public his own scheme of religion, which may be summed up in these eight articles.
1. That self-love is essential to moral agency. And,
2. That this self-love, which is essential to moral agency, is by the divine law required of us as our duty.
3. That this self-love, which is essential to moral agency and our required duty, is in our present guilty state absolutely inconsistent with that love to God which the law originally required of Adam before the fall, and which is still required in the moral law.
4. That our natural total depravity arises merely and only from its being thus inconsistent with this self-love to love God.
5. That in these circumstances it is contrary to the law of God, and so a sinful thing, for us to love God.
6. That our natural total depravity not being of a criminal nature, doth not disqualify us for sealing ordinances ; as it entirely ceases to be our duty since the fall, to love that character of God which was exhibited in the law to Adam.
And more especially,
7. That now since the fall we are naturally inclined and disposed, our total depravity notwithstanding, to love the new character of God which is revealed in the Gospel, so that we shall'without fail, love it as soon as known, without any new principle of grace. For these things being true, it will follow,
8. That upregenerate sinners, who are awakened and externally reformed, must be considered as being in the temper of their hearts as well affected to the Gospel, did they but know it, as the regenerate ; and their religious desires and endeavours as being of the same nature and tendency. And therefore they may enter into covenant with God, and attend sealing ordinances, with as much propriety as the regenerate.

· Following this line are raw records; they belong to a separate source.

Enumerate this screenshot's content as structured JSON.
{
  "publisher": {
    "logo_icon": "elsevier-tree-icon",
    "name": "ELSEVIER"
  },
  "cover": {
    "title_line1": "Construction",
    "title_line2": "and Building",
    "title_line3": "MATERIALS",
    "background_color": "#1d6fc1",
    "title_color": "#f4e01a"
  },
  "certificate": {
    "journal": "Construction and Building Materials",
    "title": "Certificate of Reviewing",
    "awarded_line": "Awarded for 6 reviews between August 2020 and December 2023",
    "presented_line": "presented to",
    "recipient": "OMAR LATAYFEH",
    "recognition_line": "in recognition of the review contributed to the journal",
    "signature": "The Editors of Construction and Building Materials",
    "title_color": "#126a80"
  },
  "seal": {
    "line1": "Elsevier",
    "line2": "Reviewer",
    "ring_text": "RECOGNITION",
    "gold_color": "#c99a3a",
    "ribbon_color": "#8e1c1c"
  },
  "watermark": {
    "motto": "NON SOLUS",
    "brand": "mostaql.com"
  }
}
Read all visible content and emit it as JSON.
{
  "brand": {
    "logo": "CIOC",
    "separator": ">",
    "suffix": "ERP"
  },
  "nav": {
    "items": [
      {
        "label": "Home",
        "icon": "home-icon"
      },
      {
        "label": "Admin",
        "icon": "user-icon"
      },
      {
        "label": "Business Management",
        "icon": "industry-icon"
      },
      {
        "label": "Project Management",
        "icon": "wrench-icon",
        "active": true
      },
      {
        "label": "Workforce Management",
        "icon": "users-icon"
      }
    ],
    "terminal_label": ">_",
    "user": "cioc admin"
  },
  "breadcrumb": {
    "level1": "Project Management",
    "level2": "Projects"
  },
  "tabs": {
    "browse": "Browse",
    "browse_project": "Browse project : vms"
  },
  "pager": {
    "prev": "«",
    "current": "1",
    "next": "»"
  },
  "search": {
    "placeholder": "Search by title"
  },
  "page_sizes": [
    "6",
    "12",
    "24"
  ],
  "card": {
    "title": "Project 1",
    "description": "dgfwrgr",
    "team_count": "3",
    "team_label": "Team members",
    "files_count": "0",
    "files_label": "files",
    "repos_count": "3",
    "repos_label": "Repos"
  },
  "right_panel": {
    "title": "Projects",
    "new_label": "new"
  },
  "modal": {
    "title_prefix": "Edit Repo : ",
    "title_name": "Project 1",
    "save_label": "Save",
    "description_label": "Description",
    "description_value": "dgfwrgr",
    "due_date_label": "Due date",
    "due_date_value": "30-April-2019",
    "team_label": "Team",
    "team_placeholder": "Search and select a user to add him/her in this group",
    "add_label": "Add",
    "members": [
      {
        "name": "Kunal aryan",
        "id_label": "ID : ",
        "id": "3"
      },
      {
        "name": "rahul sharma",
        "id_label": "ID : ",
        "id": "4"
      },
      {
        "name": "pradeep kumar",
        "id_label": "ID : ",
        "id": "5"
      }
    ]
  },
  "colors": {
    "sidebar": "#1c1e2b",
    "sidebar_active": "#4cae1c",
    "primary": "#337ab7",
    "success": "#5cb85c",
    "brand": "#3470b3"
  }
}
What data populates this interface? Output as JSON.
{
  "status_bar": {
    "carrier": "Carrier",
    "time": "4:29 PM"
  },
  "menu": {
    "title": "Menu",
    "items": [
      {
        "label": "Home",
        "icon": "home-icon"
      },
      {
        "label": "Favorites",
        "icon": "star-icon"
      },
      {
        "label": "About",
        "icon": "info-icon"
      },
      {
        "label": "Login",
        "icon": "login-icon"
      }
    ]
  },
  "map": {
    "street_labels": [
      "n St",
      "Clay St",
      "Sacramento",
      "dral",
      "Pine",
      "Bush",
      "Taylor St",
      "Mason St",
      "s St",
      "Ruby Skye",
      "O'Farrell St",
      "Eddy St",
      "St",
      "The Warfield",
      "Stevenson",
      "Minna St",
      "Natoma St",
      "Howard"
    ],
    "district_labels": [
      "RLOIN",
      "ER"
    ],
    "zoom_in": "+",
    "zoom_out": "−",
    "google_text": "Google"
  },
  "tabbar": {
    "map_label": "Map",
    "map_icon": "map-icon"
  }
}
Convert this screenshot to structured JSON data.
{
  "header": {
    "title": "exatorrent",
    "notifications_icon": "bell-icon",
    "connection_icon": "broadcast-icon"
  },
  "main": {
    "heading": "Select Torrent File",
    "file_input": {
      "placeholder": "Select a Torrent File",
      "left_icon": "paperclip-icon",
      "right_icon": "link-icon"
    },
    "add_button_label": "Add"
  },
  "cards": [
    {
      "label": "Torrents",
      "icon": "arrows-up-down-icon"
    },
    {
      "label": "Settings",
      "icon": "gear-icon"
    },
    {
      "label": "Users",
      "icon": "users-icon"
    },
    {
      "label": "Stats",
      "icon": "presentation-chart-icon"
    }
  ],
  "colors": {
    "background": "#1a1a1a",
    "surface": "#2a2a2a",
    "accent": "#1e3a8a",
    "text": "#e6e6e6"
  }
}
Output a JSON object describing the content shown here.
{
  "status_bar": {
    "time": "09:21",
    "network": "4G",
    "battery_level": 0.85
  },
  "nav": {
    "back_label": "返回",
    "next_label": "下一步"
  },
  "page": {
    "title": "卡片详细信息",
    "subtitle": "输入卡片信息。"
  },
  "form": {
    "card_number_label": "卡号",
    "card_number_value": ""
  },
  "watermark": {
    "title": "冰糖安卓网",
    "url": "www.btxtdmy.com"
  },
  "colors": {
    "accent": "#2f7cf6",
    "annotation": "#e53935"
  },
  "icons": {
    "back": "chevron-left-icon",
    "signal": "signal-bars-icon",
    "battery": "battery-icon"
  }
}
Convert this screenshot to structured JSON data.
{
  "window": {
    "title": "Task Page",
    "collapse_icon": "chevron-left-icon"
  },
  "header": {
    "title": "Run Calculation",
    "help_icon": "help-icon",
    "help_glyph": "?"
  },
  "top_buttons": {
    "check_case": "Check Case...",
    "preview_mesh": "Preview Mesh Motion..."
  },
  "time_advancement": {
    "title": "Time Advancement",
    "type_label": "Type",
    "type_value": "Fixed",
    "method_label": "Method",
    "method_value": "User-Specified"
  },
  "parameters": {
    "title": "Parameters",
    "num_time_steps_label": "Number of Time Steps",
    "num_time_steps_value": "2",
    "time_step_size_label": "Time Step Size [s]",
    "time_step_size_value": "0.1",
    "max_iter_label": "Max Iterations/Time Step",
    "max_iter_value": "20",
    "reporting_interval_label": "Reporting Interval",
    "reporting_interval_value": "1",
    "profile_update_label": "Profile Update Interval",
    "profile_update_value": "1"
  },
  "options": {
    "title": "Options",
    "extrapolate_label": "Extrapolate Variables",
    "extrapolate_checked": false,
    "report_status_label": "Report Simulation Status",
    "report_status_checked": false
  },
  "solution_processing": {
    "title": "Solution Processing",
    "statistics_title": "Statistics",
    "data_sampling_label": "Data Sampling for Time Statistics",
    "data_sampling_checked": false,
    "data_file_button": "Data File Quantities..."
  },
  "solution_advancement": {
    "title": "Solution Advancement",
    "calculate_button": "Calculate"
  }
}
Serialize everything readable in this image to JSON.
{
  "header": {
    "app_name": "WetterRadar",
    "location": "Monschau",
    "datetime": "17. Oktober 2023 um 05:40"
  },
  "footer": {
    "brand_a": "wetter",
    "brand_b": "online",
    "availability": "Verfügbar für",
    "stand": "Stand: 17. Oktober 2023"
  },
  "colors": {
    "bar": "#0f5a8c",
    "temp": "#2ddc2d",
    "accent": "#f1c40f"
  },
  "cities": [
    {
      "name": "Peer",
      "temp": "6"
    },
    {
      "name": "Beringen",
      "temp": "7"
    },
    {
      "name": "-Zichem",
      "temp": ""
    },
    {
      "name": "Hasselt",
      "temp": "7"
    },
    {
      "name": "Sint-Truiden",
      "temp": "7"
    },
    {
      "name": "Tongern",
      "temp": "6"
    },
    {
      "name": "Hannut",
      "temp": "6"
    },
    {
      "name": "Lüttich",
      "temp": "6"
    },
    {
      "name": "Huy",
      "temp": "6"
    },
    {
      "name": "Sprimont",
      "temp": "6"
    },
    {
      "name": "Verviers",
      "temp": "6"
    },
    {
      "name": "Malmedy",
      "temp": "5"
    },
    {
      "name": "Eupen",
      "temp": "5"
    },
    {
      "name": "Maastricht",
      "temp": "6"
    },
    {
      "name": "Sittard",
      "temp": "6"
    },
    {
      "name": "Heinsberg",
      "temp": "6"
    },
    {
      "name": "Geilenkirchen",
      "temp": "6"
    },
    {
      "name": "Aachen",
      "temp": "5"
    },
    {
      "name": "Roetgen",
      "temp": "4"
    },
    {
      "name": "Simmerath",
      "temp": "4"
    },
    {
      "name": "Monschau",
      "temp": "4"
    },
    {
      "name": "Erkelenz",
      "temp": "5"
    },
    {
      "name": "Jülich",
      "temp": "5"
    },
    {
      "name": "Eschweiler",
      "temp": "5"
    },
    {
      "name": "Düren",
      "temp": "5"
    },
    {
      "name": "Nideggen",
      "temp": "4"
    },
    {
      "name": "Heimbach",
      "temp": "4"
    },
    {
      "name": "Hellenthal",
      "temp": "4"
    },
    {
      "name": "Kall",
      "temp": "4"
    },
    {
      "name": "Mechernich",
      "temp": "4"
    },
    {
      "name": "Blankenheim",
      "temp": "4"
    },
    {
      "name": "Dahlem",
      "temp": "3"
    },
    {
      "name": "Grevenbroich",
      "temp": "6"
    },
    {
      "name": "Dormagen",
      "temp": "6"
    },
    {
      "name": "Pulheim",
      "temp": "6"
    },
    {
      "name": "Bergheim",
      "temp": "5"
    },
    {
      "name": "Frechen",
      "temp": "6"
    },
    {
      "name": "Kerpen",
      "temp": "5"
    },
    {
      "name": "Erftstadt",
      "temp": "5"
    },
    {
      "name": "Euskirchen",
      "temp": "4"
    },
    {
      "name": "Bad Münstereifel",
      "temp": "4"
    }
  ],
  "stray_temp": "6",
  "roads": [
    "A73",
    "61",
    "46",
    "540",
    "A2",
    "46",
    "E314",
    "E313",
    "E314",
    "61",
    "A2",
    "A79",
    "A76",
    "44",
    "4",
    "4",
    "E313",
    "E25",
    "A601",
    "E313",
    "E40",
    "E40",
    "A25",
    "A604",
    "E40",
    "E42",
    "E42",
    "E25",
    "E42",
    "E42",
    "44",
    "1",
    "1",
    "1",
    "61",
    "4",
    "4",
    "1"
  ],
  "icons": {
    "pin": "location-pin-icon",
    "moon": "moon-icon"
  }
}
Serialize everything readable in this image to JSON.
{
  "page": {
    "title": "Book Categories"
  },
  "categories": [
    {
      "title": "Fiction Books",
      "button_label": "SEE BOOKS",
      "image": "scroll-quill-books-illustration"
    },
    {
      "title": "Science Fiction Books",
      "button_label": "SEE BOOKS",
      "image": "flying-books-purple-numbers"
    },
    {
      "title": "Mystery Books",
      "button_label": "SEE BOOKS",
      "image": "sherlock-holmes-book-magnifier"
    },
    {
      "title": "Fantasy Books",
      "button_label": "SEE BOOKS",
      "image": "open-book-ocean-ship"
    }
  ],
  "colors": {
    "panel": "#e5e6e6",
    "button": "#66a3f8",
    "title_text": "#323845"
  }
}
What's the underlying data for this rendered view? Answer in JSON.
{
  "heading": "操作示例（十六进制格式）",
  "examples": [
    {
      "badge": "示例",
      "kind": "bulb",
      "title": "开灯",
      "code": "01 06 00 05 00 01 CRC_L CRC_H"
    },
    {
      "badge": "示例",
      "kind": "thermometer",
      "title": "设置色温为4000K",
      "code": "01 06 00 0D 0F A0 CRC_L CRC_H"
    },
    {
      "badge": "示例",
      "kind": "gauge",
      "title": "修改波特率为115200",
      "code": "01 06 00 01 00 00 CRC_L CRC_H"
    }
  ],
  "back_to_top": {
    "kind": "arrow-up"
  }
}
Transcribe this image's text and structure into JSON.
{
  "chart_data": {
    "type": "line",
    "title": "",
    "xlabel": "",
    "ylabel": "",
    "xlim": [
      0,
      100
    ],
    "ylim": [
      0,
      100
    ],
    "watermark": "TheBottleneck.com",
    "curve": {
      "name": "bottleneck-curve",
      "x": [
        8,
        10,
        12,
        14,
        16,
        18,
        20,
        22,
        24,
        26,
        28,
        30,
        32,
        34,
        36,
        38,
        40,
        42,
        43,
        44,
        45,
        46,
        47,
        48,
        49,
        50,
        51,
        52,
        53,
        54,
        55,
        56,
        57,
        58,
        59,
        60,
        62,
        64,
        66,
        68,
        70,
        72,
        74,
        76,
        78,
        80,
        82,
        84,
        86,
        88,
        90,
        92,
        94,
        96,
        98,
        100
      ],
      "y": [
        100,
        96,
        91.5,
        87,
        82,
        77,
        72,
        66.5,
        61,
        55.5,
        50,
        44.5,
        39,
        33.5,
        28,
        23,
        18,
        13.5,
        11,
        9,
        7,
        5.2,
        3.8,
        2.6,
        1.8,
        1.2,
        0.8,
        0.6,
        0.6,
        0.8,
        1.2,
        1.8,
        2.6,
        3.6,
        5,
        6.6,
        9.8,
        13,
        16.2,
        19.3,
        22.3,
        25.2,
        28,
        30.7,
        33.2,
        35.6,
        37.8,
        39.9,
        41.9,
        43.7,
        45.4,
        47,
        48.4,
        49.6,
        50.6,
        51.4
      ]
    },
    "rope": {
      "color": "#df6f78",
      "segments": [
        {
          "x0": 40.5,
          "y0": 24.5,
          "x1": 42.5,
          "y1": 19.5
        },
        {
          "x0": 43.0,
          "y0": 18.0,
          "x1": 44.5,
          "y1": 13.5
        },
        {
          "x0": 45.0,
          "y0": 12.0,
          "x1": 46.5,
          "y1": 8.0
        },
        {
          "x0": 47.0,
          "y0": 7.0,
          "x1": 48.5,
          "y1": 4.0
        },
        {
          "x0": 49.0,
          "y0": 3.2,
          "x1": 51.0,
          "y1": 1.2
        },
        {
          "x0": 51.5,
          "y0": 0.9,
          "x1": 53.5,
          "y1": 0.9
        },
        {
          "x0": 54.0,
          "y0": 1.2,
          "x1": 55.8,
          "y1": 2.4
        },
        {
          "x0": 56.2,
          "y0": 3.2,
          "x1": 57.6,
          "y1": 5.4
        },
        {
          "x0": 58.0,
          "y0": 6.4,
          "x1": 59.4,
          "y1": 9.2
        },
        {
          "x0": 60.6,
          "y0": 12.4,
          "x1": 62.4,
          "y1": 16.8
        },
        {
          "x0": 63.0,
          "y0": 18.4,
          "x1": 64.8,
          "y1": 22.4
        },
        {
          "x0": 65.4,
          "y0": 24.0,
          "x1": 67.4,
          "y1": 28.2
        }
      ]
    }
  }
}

This is the sum and substance of his scheme. And in this scheme of principles we may see the fundamental grounds of his thinking differently from us, in the particular point under consideration, viz. the terms of communion. The design of the following sheets is, first of all, to review